## WHAT TO PRODUCE
Return all of the data verbatim, dropping any picture.
[EXERCISE MATERIALS — start]
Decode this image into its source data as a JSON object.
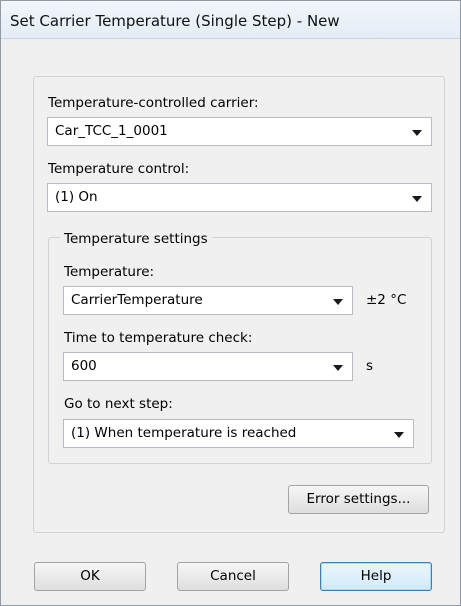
{
  "window": {
    "title": "Set Carrier Temperature (Single Step) - New"
  },
  "carrier": {
    "label": "Temperature-controlled carrier:",
    "value": "Car_TCC_1_0001"
  },
  "control": {
    "label": "Temperature control:",
    "value": "(1) On"
  },
  "settings": {
    "group_label": "Temperature settings",
    "temperature": {
      "label": "Temperature:",
      "value": "CarrierTemperature",
      "unit": "±2 °C"
    },
    "time_check": {
      "label": "Time to temperature check:",
      "value": "600",
      "unit": "s"
    },
    "next_step": {
      "label": "Go to next step:",
      "value": "(1) When temperature is reached"
    }
  },
  "buttons": {
    "error_settings": "Error settings...",
    "ok": "OK",
    "cancel": "Cancel",
    "help": "Help"
  },
  "icons": {
    "dropdown": "chevron-down-icon"
  }
}
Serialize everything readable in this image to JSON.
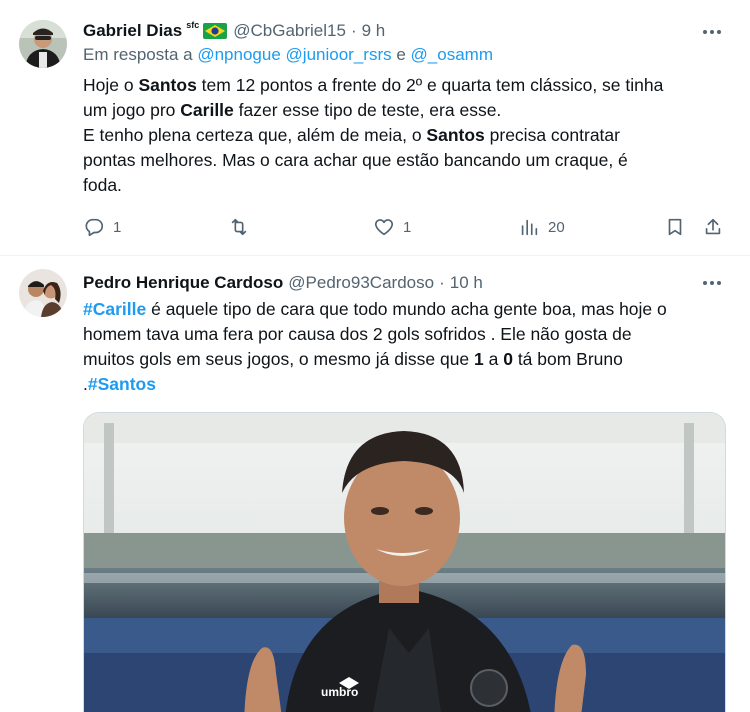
{
  "tweet1": {
    "author_name": "Gabriel Dias",
    "author_badge": "sfc",
    "flag": "BR",
    "handle": "@CbGabriel15",
    "separator": "·",
    "time": "9 h",
    "more_icon": "more-icon",
    "reply_prefix": "Em resposta a",
    "reply_users": [
      "@npnogue",
      "@junioor_rsrs"
    ],
    "reply_conjunction": "e",
    "reply_last": "@_osamm",
    "lines": [
      [
        "Hoje o ",
        "Santos",
        " tem 12 pontos a frente do 2º e quarta tem clássico, se tinha"
      ],
      [
        "um jogo pro ",
        "Carille",
        " fazer esse tipo de teste, era esse."
      ],
      [
        "E tenho plena certeza que, além de meia, o ",
        "Santos",
        " precisa contratar"
      ],
      [
        "pontas melhores. Mas o cara achar que estão bancando um craque, é"
      ],
      [
        "foda."
      ]
    ],
    "actions": {
      "reply_count": "1",
      "retweet_count": "",
      "like_count": "1",
      "views_count": "20"
    }
  },
  "tweet2": {
    "author_name": "Pedro Henrique Cardoso",
    "handle": "@Pedro93Cardoso",
    "separator": "·",
    "time": "10 h",
    "hashtag1": "#Carille",
    "line1_rest": " é aquele tipo de cara que todo mundo acha gente boa, mas hoje o",
    "line2": "homem tava uma fera por causa dos 2 gols sofridos . Ele não gosta de",
    "line3_before": "muitos gols em seus jogos, o mesmo já disse que ",
    "line3_bold1": "1",
    "line3_mid": " a ",
    "line3_bold2": "0",
    "line3_after": " tá bom Bruno",
    "line4_prefix": ".",
    "hashtag2": "#Santos",
    "media_text": "umbro"
  },
  "colors": {
    "text": "#0f1419",
    "secondary": "#536471",
    "link": "#1d9bf0",
    "divider": "#eff3f4"
  }
}
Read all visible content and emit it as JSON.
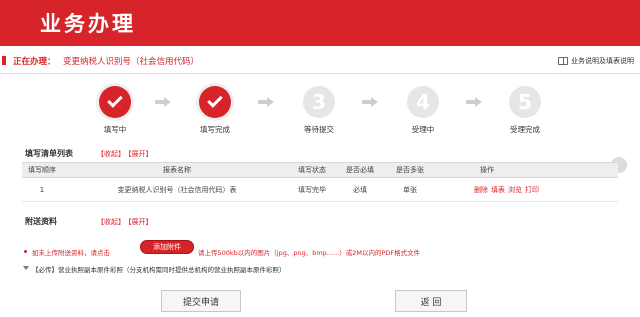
{
  "header": {
    "title": "业务办理"
  },
  "infobar": {
    "doing_label": "正在办理：",
    "doing_value": "变更纳税人识别号（社会信用代码）",
    "help_link": "业务说明及填表说明"
  },
  "steps": [
    {
      "number": "1",
      "label": "填写中",
      "status": "done"
    },
    {
      "number": "2",
      "label": "填写完成",
      "status": "done"
    },
    {
      "number": "3",
      "label": "等待提交",
      "status": "pending"
    },
    {
      "number": "4",
      "label": "受理中",
      "status": "pending"
    },
    {
      "number": "5",
      "label": "受理完成",
      "status": "pending"
    }
  ],
  "fill_list": {
    "title": "填写清单列表",
    "collapse": "【收起】",
    "expand": "【展开】",
    "columns": [
      "填写顺序",
      "报表名称",
      "填写状态",
      "是否必填",
      "是否多张",
      "操作"
    ],
    "rows": [
      {
        "order": "1",
        "name": "变更纳税人识别号（社会信用代码）表",
        "status": "填写完毕",
        "required": "必填",
        "multiple": "单张",
        "ops": [
          "删除",
          "填表",
          "浏览",
          "打印"
        ]
      }
    ]
  },
  "attachments": {
    "title": "附送资料",
    "collapse": "【收起】",
    "expand": "【展开】",
    "line1_pre": "如未上传附送资料，请点击",
    "add_button": "添加附件",
    "line1_post": "请上传500kb以内的图片（jpg、png、bmp......）或2M以内的PDF格式文件",
    "line2": "【必传】营业执照副本原件彩照（分支机构需同时提供总机构的营业执照副本原件彩照）"
  },
  "buttons": {
    "submit": "提交申请",
    "back": "返 回"
  },
  "colors": {
    "brand_red": "#d7242a"
  }
}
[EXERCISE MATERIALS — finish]
## OUTPUT FOR THIS TASK
Decode this image into its source data as a JSON object.
{
  "window": {
    "title": "Set Carrier Temperature (Single Step) - New"
  },
  "carrier": {
    "label": "Temperature-controlled carrier:",
    "value": "Car_TCC_1_0001"
  },
  "control": {
    "label": "Temperature control:",
    "value": "(1) On"
  },
  "settings": {
    "group_label": "Temperature settings",
    "temperature": {
      "label": "Temperature:",
      "value": "CarrierTemperature",
      "unit": "±2 °C"
    },
    "time_check": {
      "label": "Time to temperature check:",
      "value": "600",
      "unit": "s"
    },
    "next_step": {
      "label": "Go to next step:",
      "value": "(1) When temperature is reached"
    }
  },
  "buttons": {
    "error_settings": "Error settings...",
    "ok": "OK",
    "cancel": "Cancel",
    "help": "Help"
  },
  "icons": {
    "dropdown": "chevron-down-icon"
  }
}
Serialize everything readable in this image to JSON.
{
  "tweet1": {
    "author_name": "Gabriel Dias",
    "author_badge": "sfc",
    "flag": "BR",
    "handle": "@CbGabriel15",
    "separator": "·",
    "time": "9 h",
    "more_icon": "more-icon",
    "reply_prefix": "Em resposta a",
    "reply_users": [
      "@npnogue",
      "@junioor_rsrs"
    ],
    "reply_conjunction": "e",
    "reply_last": "@_osamm",
    "lines": [
      [
        "Hoje o ",
        "Santos",
        " tem 12 pontos a frente do 2º e quarta tem clássico, se tinha"
      ],
      [
        "um jogo pro ",
        "Carille",
        " fazer esse tipo de teste, era esse."
      ],
      [
        "E tenho plena certeza que, além de meia, o ",
        "Santos",
        " precisa contratar"
      ],
      [
        "pontas melhores. Mas o cara achar que estão bancando um craque, é"
      ],
      [
        "foda."
      ]
    ],
    "actions": {
      "reply_count": "1",
      "retweet_count": "",
      "like_count": "1",
      "views_count": "20"
    }
  },
  "tweet2": {
    "author_name": "Pedro Henrique Cardoso",
    "handle": "@Pedro93Cardoso",
    "separator": "·",
    "time": "10 h",
    "hashtag1": "#Carille",
    "line1_rest": " é aquele tipo de cara que todo mundo acha gente boa, mas hoje o",
    "line2": "homem tava uma fera por causa dos 2 gols sofridos . Ele não gosta de",
    "line3_before": "muitos gols em seus jogos, o mesmo já disse que ",
    "line3_bold1": "1",
    "line3_mid": " a ",
    "line3_bold2": "0",
    "line3_after": " tá bom Bruno",
    "line4_prefix": ".",
    "hashtag2": "#Santos",
    "media_text": "umbro"
  },
  "colors": {
    "text": "#0f1419",
    "secondary": "#536471",
    "link": "#1d9bf0",
    "divider": "#eff3f4"
  }
}
Read all visible content and emit it as JSON.
{
  "header": {
    "title": "业务办理"
  },
  "infobar": {
    "doing_label": "正在办理：",
    "doing_value": "变更纳税人识别号（社会信用代码）",
    "help_link": "业务说明及填表说明"
  },
  "steps": [
    {
      "number": "1",
      "label": "填写中",
      "status": "done"
    },
    {
      "number": "2",
      "label": "填写完成",
      "status": "done"
    },
    {
      "number": "3",
      "label": "等待提交",
      "status": "pending"
    },
    {
      "number": "4",
      "label": "受理中",
      "status": "pending"
    },
    {
      "number": "5",
      "label": "受理完成",
      "status": "pending"
    }
  ],
  "fill_list": {
    "title": "填写清单列表",
    "collapse": "【收起】",
    "expand": "【展开】",
    "columns": [
      "填写顺序",
      "报表名称",
      "填写状态",
      "是否必填",
      "是否多张",
      "操作"
    ],
    "rows": [
      {
        "order": "1",
        "name": "变更纳税人识别号（社会信用代码）表",
        "status": "填写完毕",
        "required": "必填",
        "multiple": "单张",
        "ops": [
          "删除",
          "填表",
          "浏览",
          "打印"
        ]
      }
    ]
  },
  "attachments": {
    "title": "附送资料",
    "collapse": "【收起】",
    "expand": "【展开】",
    "line1_pre": "如未上传附送资料，请点击",
    "add_button": "添加附件",
    "line1_post": "请上传500kb以内的图片（jpg、png、bmp......）或2M以内的PDF格式文件",
    "line2": "【必传】营业执照副本原件彩照（分支机构需同时提供总机构的营业执照副本原件彩照）"
  },
  "buttons": {
    "submit": "提交申请",
    "back": "返 回"
  },
  "colors": {
    "brand_red": "#d7242a"
  }
}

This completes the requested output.